** Opening Excerpted data block **

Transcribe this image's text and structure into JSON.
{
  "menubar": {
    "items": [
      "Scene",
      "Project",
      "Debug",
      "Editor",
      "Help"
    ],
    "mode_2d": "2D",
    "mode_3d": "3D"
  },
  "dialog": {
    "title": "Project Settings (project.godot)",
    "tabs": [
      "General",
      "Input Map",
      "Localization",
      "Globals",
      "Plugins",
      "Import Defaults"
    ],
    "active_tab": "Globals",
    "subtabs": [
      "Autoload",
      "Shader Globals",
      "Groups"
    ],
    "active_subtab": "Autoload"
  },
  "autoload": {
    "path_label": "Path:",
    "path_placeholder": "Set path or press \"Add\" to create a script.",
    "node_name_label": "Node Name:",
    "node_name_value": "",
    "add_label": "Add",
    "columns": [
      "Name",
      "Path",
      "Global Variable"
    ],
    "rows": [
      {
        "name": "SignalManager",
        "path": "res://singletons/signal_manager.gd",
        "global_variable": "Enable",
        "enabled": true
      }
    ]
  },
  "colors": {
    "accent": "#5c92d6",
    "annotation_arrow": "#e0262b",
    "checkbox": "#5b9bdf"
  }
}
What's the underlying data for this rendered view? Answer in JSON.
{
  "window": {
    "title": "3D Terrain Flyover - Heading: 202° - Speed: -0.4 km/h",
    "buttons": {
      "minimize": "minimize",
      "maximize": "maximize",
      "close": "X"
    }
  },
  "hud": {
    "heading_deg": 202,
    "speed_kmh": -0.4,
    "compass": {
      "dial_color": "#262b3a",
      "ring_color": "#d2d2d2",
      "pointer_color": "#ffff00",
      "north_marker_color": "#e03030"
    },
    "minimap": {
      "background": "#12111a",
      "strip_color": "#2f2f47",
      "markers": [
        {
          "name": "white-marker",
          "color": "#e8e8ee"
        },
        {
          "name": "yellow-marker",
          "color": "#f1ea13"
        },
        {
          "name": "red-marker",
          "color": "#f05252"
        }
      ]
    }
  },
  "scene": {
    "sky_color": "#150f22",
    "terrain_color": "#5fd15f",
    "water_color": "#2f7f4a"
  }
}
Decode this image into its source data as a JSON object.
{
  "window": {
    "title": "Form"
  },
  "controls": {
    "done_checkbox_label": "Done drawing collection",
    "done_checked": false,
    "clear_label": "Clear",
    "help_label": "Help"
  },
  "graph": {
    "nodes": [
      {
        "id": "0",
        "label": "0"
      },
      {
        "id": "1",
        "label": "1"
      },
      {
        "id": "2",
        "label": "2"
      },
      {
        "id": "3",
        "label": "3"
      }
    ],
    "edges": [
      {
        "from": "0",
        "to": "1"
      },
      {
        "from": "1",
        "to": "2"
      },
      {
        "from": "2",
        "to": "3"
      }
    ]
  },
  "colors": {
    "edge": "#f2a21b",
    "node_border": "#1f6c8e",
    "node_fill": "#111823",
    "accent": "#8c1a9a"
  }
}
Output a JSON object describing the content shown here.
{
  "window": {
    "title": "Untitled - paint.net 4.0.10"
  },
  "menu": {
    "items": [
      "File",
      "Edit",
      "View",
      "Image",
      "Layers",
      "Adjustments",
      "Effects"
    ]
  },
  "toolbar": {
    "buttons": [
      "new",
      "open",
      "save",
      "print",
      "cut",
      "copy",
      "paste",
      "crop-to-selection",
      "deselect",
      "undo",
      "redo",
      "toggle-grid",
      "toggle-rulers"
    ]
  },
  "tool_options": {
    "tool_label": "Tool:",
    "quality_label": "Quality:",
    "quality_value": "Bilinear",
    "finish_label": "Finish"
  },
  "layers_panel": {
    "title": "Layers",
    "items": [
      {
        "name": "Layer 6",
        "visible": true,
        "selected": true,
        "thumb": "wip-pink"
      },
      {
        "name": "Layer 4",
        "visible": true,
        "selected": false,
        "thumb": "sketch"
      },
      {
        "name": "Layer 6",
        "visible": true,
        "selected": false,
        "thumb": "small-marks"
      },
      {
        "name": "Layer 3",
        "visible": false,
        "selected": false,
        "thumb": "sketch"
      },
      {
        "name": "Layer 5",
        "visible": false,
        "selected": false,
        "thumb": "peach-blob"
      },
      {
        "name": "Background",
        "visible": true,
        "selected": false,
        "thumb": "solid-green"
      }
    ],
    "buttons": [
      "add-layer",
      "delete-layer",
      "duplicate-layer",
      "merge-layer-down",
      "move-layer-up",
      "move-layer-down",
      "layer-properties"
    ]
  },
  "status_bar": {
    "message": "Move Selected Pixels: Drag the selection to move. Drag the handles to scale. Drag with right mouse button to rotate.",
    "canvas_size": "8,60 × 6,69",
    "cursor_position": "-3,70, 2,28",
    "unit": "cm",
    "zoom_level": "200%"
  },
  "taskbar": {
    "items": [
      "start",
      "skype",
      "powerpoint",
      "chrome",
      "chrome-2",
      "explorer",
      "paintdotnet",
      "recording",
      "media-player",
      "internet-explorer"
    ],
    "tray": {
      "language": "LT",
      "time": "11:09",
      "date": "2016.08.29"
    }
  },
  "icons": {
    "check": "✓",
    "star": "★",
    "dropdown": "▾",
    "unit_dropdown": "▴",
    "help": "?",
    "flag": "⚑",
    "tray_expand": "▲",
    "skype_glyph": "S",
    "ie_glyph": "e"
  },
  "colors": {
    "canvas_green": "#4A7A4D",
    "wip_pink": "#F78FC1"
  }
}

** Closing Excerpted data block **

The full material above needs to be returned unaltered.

Transcribe this image's text and structure into JSON.
{
  "menubar": {
    "items": [
      "Scene",
      "Project",
      "Debug",
      "Editor",
      "Help"
    ],
    "mode_2d": "2D",
    "mode_3d": "3D"
  },
  "dialog": {
    "title": "Project Settings (project.godot)",
    "tabs": [
      "General",
      "Input Map",
      "Localization",
      "Globals",
      "Plugins",
      "Import Defaults"
    ],
    "active_tab": "Globals",
    "subtabs": [
      "Autoload",
      "Shader Globals",
      "Groups"
    ],
    "active_subtab": "Autoload"
  },
  "autoload": {
    "path_label": "Path:",
    "path_placeholder": "Set path or press \"Add\" to create a script.",
    "node_name_label": "Node Name:",
    "node_name_value": "",
    "add_label": "Add",
    "columns": [
      "Name",
      "Path",
      "Global Variable"
    ],
    "rows": [
      {
        "name": "SignalManager",
        "path": "res://singletons/signal_manager.gd",
        "global_variable": "Enable",
        "enabled": true
      }
    ]
  },
  "colors": {
    "accent": "#5c92d6",
    "annotation_arrow": "#e0262b",
    "checkbox": "#5b9bdf"
  }
}
What's the underlying data for this rendered view? Answer in JSON.
{
  "window": {
    "title": "3D Terrain Flyover - Heading: 202° - Speed: -0.4 km/h",
    "buttons": {
      "minimize": "minimize",
      "maximize": "maximize",
      "close": "X"
    }
  },
  "hud": {
    "heading_deg": 202,
    "speed_kmh": -0.4,
    "compass": {
      "dial_color": "#262b3a",
      "ring_color": "#d2d2d2",
      "pointer_color": "#ffff00",
      "north_marker_color": "#e03030"
    },
    "minimap": {
      "background": "#12111a",
      "strip_color": "#2f2f47",
      "markers": [
        {
          "name": "white-marker",
          "color": "#e8e8ee"
        },
        {
          "name": "yellow-marker",
          "color": "#f1ea13"
        },
        {
          "name": "red-marker",
          "color": "#f05252"
        }
      ]
    }
  },
  "scene": {
    "sky_color": "#150f22",
    "terrain_color": "#5fd15f",
    "water_color": "#2f7f4a"
  }
}
Decode this image into its source data as a JSON object.
{
  "window": {
    "title": "Form"
  },
  "controls": {
    "done_checkbox_label": "Done drawing collection",
    "done_checked": false,
    "clear_label": "Clear",
    "help_label": "Help"
  },
  "graph": {
    "nodes": [
      {
        "id": "0",
        "label": "0"
      },
      {
        "id": "1",
        "label": "1"
      },
      {
        "id": "2",
        "label": "2"
      },
      {
        "id": "3",
        "label": "3"
      }
    ],
    "edges": [
      {
        "from": "0",
        "to": "1"
      },
      {
        "from": "1",
        "to": "2"
      },
      {
        "from": "2",
        "to": "3"
      }
    ]
  },
  "colors": {
    "edge": "#f2a21b",
    "node_border": "#1f6c8e",
    "node_fill": "#111823",
    "accent": "#8c1a9a"
  }
}
Output a JSON object describing the content shown here.
{
  "window": {
    "title": "Untitled - paint.net 4.0.10"
  },
  "menu": {
    "items": [
      "File",
      "Edit",
      "View",
      "Image",
      "Layers",
      "Adjustments",
      "Effects"
    ]
  },
  "toolbar": {
    "buttons": [
      "new",
      "open",
      "save",
      "print",
      "cut",
      "copy",
      "paste",
      "crop-to-selection",
      "deselect",
      "undo",
      "redo",
      "toggle-grid",
      "toggle-rulers"
    ]
  },
  "tool_options": {
    "tool_label": "Tool:",
    "quality_label": "Quality:",
    "quality_value": "Bilinear",
    "finish_label": "Finish"
  },
  "layers_panel": {
    "title": "Layers",
    "items": [
      {
        "name": "Layer 6",
        "visible": true,
        "selected": true,
        "thumb": "wip-pink"
      },
      {
        "name": "Layer 4",
        "visible": true,
        "selected": false,
        "thumb": "sketch"
      },
      {
        "name": "Layer 6",
        "visible": true,
        "selected": false,
        "thumb": "small-marks"
      },
      {
        "name": "Layer 3",
        "visible": false,
        "selected": false,
        "thumb": "sketch"
      },
      {
        "name": "Layer 5",
        "visible": false,
        "selected": false,
        "thumb": "peach-blob"
      },
      {
        "name": "Background",
        "visible": true,
        "selected": false,
        "thumb": "solid-green"
      }
    ],
    "buttons": [
      "add-layer",
      "delete-layer",
      "duplicate-layer",
      "merge-layer-down",
      "move-layer-up",
      "move-layer-down",
      "layer-properties"
    ]
  },
  "status_bar": {
    "message": "Move Selected Pixels: Drag the selection to move. Drag the handles to scale. Drag with right mouse button to rotate.",
    "canvas_size": "8,60 × 6,69",
    "cursor_position": "-3,70, 2,28",
    "unit": "cm",
    "zoom_level": "200%"
  },
  "taskbar": {
    "items": [
      "start",
      "skype",
      "powerpoint",
      "chrome",
      "chrome-2",
      "explorer",
      "paintdotnet",
      "recording",
      "media-player",
      "internet-explorer"
    ],
    "tray": {
      "language": "LT",
      "time": "11:09",
      "date": "2016.08.29"
    }
  },
  "icons": {
    "check": "✓",
    "star": "★",
    "dropdown": "▾",
    "unit_dropdown": "▴",
    "help": "?",
    "flag": "⚑",
    "tray_expand": "▲",
    "skype_glyph": "S",
    "ie_glyph": "e"
  },
  "colors": {
    "canvas_green": "#4A7A4D",
    "wip_pink": "#F78FC1"
  }
}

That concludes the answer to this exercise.